The limited edition set will be followed by a large-scale sales drive featuring different varieties - a push that could see tens of thousands of the Madonna wines sold within weeks.

The wine trade is a new departure for Madonna. However, in 1995 her father, Tony Ciccone, established a vineyard in Michigan, a venture his daughter recently supported with a $1.5m gift.

"Chateau Madge" is the brainchild of Marty Erlichman, a veteran Hollywood player whose day job is managing Barbra Streisand and whose company Celebrity Cellars was launched in 1997. Mr Erlichman's first attempt to create a celebrity wine product line - "Dead Red", linked to The Grateful Dead - was initially thwarted when the lead singer, Jerry Garcia, died in a rehab clinic. Instead, a non-alcoholic wine was produced in Garcia's honour. The idea took off, with more than 35,000 cases sold. Mr Erlichman followed with labels devoted to Frank Sinatra, Streisand, Neil Diamond, Bob Dylan and the Rolling Stones.

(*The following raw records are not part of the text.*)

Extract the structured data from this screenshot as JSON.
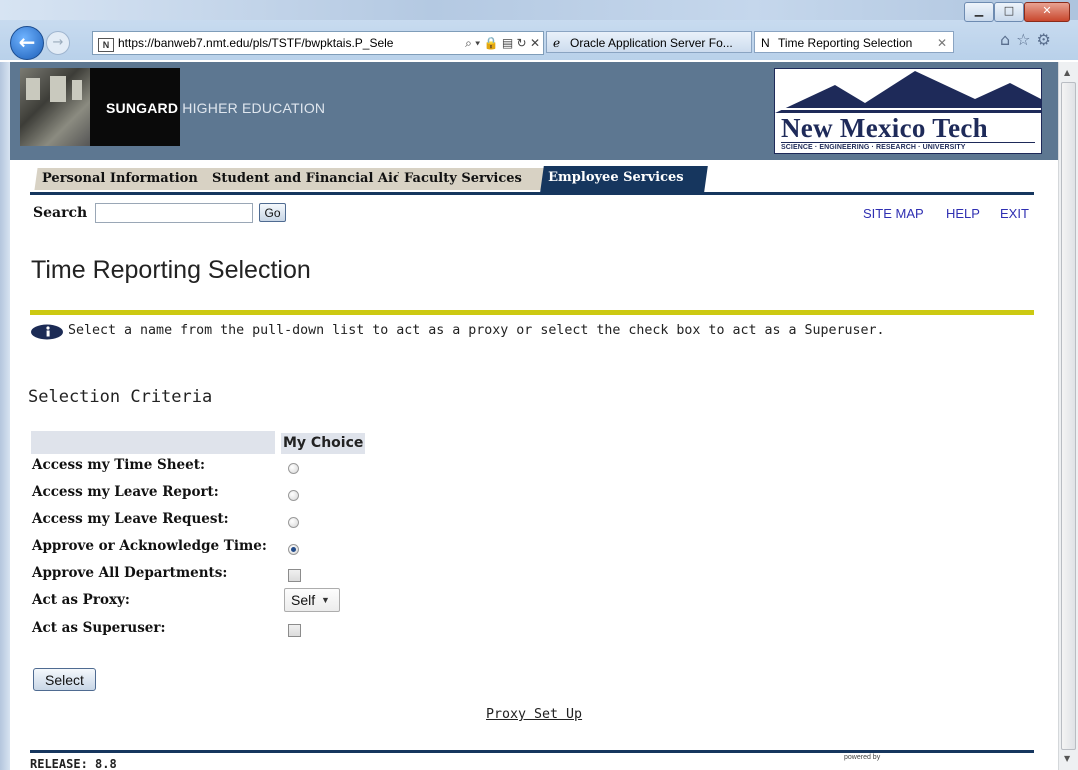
{
  "browser": {
    "address_url": "https://banweb7.nmt.edu/pls/TSTF/bwpktais.P_Sele",
    "address_domain": "banweb7.nmt.edu",
    "tabs": [
      {
        "label": "Oracle Application Server Fo..."
      },
      {
        "label": "Time Reporting Selection"
      }
    ],
    "favicon_text": "N"
  },
  "header": {
    "brand_bold": "SUNGARD",
    "brand_rest": "HIGHER EDUCATION",
    "logo_name": "New Mexico Tech",
    "logo_tagline": "SCIENCE · ENGINEERING · RESEARCH · UNIVERSITY"
  },
  "tabs": [
    {
      "label": "Personal Information"
    },
    {
      "label": "Student and Financial Aid"
    },
    {
      "label": "Faculty Services"
    },
    {
      "label": "Employee Services",
      "active": true
    }
  ],
  "search": {
    "label": "Search",
    "value": "",
    "go_label": "Go"
  },
  "top_links": {
    "site_map": "SITE MAP",
    "help": "HELP",
    "exit": "EXIT"
  },
  "page_title": "Time Reporting Selection",
  "info_text": "Select a name from the pull-down list to act as a proxy or select the check box to act as a Superuser.",
  "section_title": "Selection Criteria",
  "form": {
    "column_header": "My Choice",
    "rows": [
      {
        "label": "Access my Time Sheet:",
        "control": "radio",
        "checked": false
      },
      {
        "label": "Access my Leave Report:",
        "control": "radio",
        "checked": false
      },
      {
        "label": "Access my Leave Request:",
        "control": "radio",
        "checked": false
      },
      {
        "label": "Approve or Acknowledge Time:",
        "control": "radio",
        "checked": true
      },
      {
        "label": "Approve All Departments:",
        "control": "checkbox",
        "checked": false
      },
      {
        "label": "Act as Proxy:",
        "control": "select",
        "value": "Self"
      },
      {
        "label": "Act as Superuser:",
        "control": "checkbox",
        "checked": false
      }
    ],
    "submit_label": "Select",
    "proxy_link": "Proxy Set Up"
  },
  "footer": {
    "release": "RELEASE: 8.8",
    "powered": "powered by"
  },
  "colors": {
    "tab_active": "#16365e",
    "accent_line": "#ccc912",
    "header_bg": "#5d7791",
    "link": "#2f2fb2"
  },
  "icons": [
    "back-arrow-icon",
    "forward-arrow-icon",
    "search-icon",
    "lock-icon",
    "refresh-icon",
    "home-icon",
    "star-icon",
    "gear-icon",
    "info-icon"
  ]
}
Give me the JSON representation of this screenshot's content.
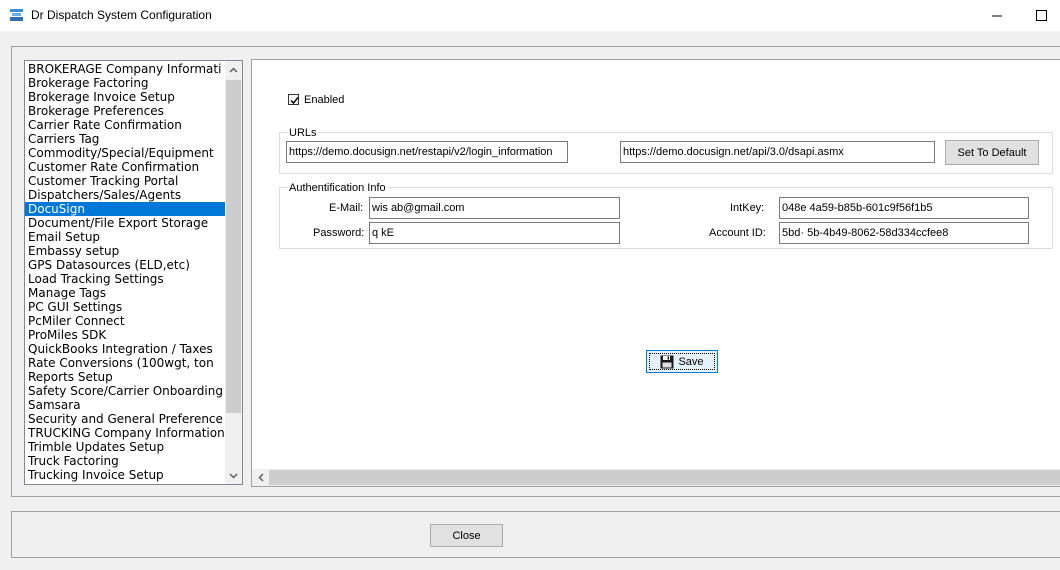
{
  "window": {
    "title": "Dr Dispatch  System Configuration",
    "minimize_glyph": "—",
    "maximize_glyph": "☐"
  },
  "sidebar": {
    "items": [
      {
        "label": "BROKERAGE Company Informati"
      },
      {
        "label": "Brokerage Factoring"
      },
      {
        "label": "Brokerage Invoice Setup"
      },
      {
        "label": "Brokerage Preferences"
      },
      {
        "label": "Carrier Rate Confirmation"
      },
      {
        "label": "Carriers Tag"
      },
      {
        "label": "Commodity/Special/Equipment"
      },
      {
        "label": "Customer Rate Confirmation"
      },
      {
        "label": "Customer Tracking Portal"
      },
      {
        "label": "Dispatchers/Sales/Agents"
      },
      {
        "label": "DocuSign"
      },
      {
        "label": "Document/File Export Storage"
      },
      {
        "label": "Email Setup"
      },
      {
        "label": "Embassy setup"
      },
      {
        "label": "GPS Datasources (ELD,etc)"
      },
      {
        "label": "Load Tracking Settings"
      },
      {
        "label": "Manage Tags"
      },
      {
        "label": "PC GUI Settings"
      },
      {
        "label": "PcMiler Connect"
      },
      {
        "label": "ProMiles SDK"
      },
      {
        "label": "QuickBooks Integration / Taxes"
      },
      {
        "label": "Rate Conversions (100wgt, ton"
      },
      {
        "label": "Reports Setup"
      },
      {
        "label": "Safety Score/Carrier Onboarding"
      },
      {
        "label": "Samsara"
      },
      {
        "label": "Security and General Preference"
      },
      {
        "label": "TRUCKING Company Information"
      },
      {
        "label": "Trimble Updates Setup"
      },
      {
        "label": "Truck Factoring"
      },
      {
        "label": "Trucking Invoice Setup"
      }
    ],
    "selected_index": 10,
    "selected_label": "DocuSign"
  },
  "docusign": {
    "enabled_label": "Enabled",
    "enabled": true,
    "urls": {
      "group_label": "URLs",
      "login_url": "https://demo.docusign.net/restapi/v2/login_information",
      "api_url": "https://demo.docusign.net/api/3.0/dsapi.asmx",
      "set_default_label": "Set To Default"
    },
    "auth": {
      "group_label": "Authentification Info",
      "email_label": "E-Mail:",
      "email_value": "wis        ab@gmail.com",
      "password_label": "Password:",
      "password_value": "q    kE",
      "intkey_label": "IntKey:",
      "intkey_value": "048e                    4a59-b85b-601c9f56f1b5",
      "account_label": "Account ID:",
      "account_value": "5bd·                 5b-4b49-8062-58d334ccfee8"
    },
    "save_label": "Save"
  },
  "footer": {
    "close_label": "Close"
  },
  "colors": {
    "selection": "#0078d7",
    "background": "#f0f0f0"
  }
}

The contents of the bottles, admits Mr Erlichman, aren't really the point. "We're not selling what's inside the bottle, but what's outside the bottle," he said, adding that only around one in five buyers of his celeb wines actually drink them.

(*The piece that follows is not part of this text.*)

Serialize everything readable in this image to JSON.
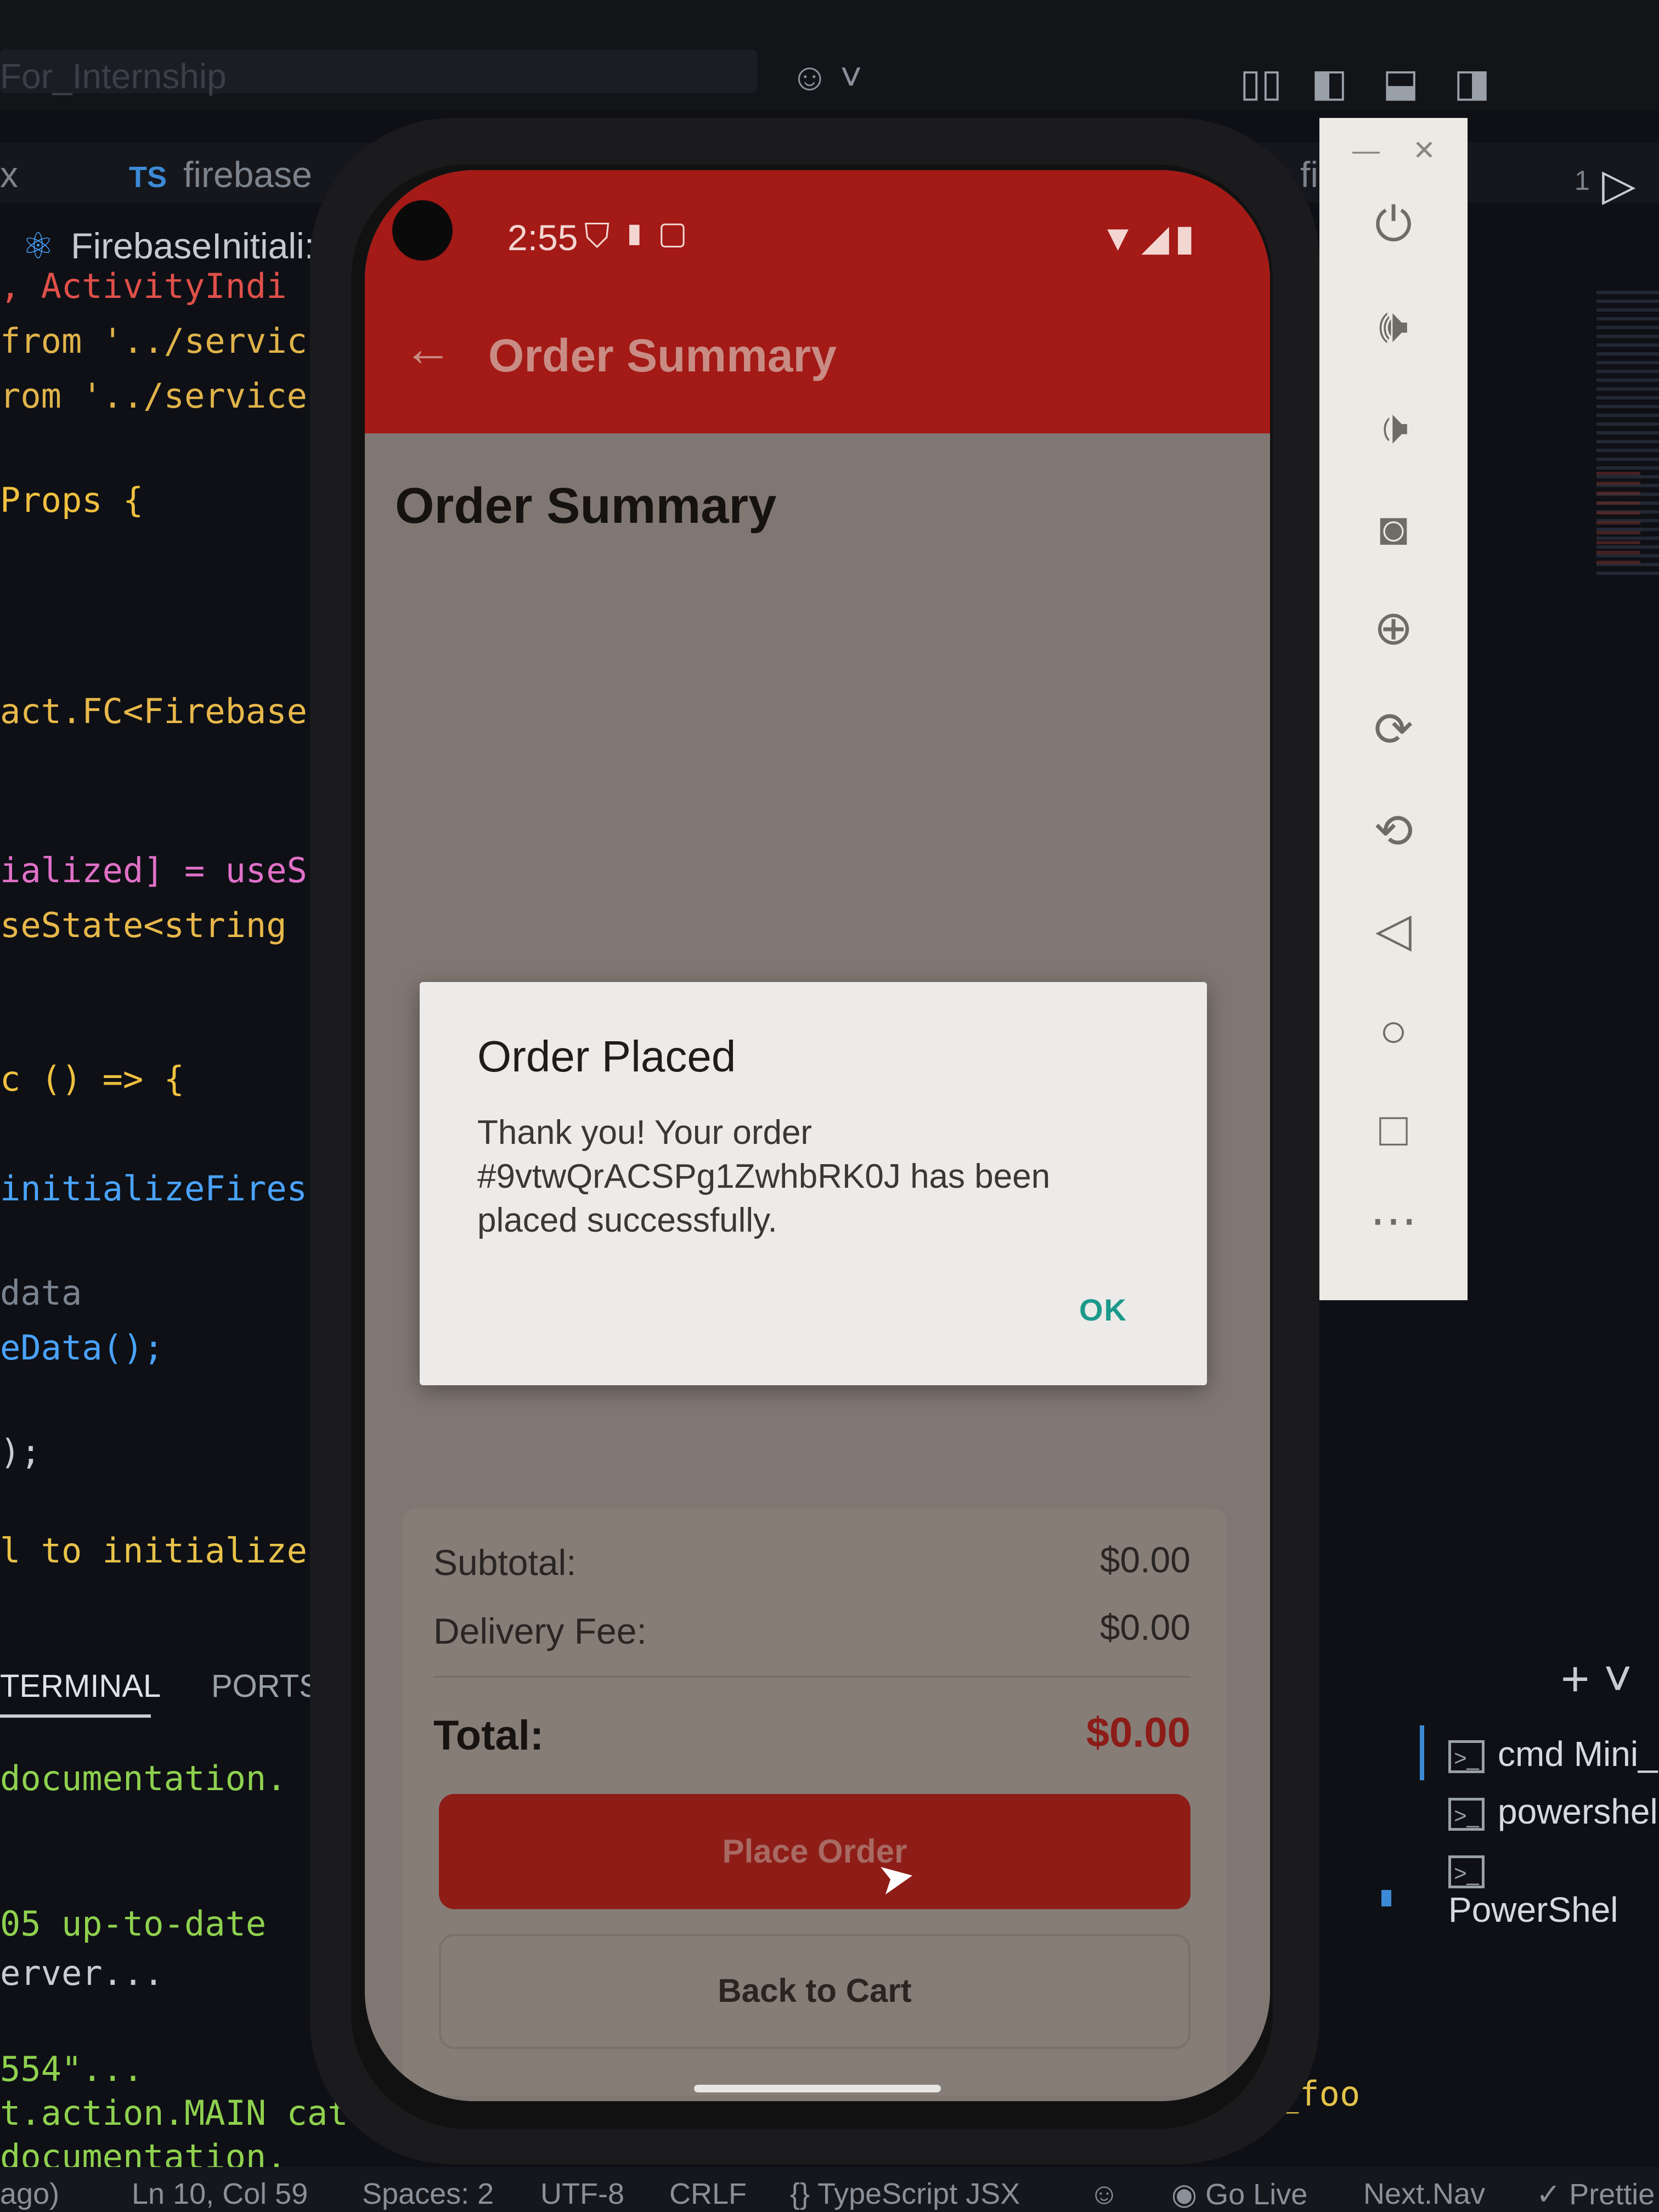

Celebrity-linked wines are nothing new, but the use of stars' images and promotional material on labels represents a break with the wine world's traditional understatement.

"Celebrity-linked wine is becoming bigger and bigger," says Matthew Jukes, Britain's best-selling wine writer. "Wine is seen as aspirational, but there's a kitsch cross-over with some. Shane Warne was going to launch one, but that was pulled. Ian Botham has launched an Australian one with Bob Willis. It became Tesco's fastest-ever selling wine. There's a good side to celebrity wines - it does attract more people."

Other experts see the rise of rock and pop wines as a long-overdue boost to a drink that remains the domain of the cultured and aspirational elite.

"I want more people to feel more comfortable with wine," says Matt Skinner, Jamie Oliver's sommelier. "If it's a celebrity, then that's one way of bringing people to wine. Wine purists might say it's disrespectful to the wine, but in some ways it's no different from the millions of brands that supermarkets invent."


Californian cabernet sauvignon, $40. "This is about an average price for a high-end Napa Valley cabernet, but you can get a really good one in the UK for between £8 and £15. Claret is made with cabernet, and that can cost up to £180"

Californian pinot grigio, $29. "That's extremely expensive. That would have to be equivalent to a top-class pinot grigio from a top estate; even then, you rarely pay $29. A good one costs up to£12."

Chris Orr is wine director of Quintessentially